# Try it
Examine each line of the data. Copy the line if it includes the word "value".

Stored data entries
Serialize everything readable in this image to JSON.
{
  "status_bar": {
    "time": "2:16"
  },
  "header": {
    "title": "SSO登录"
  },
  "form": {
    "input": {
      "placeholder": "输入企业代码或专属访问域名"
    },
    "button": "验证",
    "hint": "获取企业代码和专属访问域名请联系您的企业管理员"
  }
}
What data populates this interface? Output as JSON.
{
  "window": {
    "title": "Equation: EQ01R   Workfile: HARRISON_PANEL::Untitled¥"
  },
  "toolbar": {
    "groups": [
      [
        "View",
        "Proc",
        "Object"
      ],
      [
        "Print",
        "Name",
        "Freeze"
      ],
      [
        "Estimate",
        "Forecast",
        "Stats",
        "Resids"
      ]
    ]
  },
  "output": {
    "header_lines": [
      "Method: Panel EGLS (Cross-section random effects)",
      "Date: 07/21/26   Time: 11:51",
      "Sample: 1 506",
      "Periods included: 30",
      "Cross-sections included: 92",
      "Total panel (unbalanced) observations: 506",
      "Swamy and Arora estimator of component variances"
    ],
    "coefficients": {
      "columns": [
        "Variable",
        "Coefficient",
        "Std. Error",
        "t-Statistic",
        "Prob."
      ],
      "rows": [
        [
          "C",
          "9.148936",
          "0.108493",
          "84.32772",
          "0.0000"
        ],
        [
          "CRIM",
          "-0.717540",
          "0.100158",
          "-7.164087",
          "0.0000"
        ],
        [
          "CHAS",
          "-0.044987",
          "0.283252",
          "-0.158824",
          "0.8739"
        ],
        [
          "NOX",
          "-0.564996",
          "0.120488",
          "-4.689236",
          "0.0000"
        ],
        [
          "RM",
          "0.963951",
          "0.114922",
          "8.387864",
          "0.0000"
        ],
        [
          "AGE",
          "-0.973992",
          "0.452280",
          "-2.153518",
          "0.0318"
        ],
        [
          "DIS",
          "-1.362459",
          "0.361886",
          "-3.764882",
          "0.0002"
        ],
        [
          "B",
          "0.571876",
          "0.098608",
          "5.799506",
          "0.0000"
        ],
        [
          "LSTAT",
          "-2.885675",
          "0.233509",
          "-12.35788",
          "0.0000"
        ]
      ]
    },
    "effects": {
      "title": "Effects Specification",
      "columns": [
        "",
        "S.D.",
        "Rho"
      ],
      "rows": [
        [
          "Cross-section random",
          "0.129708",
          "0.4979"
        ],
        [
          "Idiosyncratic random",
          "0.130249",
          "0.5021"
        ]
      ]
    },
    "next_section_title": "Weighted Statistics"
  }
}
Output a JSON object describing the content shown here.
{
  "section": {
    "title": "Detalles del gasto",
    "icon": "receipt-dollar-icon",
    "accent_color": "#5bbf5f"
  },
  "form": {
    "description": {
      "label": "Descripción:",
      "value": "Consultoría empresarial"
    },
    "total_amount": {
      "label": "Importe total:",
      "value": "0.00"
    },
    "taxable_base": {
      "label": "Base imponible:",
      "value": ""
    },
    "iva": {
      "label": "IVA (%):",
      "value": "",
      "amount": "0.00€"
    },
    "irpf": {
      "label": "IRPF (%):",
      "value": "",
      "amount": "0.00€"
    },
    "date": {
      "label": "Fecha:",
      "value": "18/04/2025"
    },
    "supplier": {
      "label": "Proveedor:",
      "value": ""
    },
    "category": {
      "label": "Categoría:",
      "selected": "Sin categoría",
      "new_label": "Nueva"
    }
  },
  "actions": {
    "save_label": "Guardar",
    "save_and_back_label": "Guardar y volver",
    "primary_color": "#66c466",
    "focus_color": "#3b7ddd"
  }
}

# Written response
      "value": "Consultoría empresarial"
      "value": "0.00"
      "value": ""
      "value": "",
      "value": "",
      "value": "18/04/2025"
      "value": ""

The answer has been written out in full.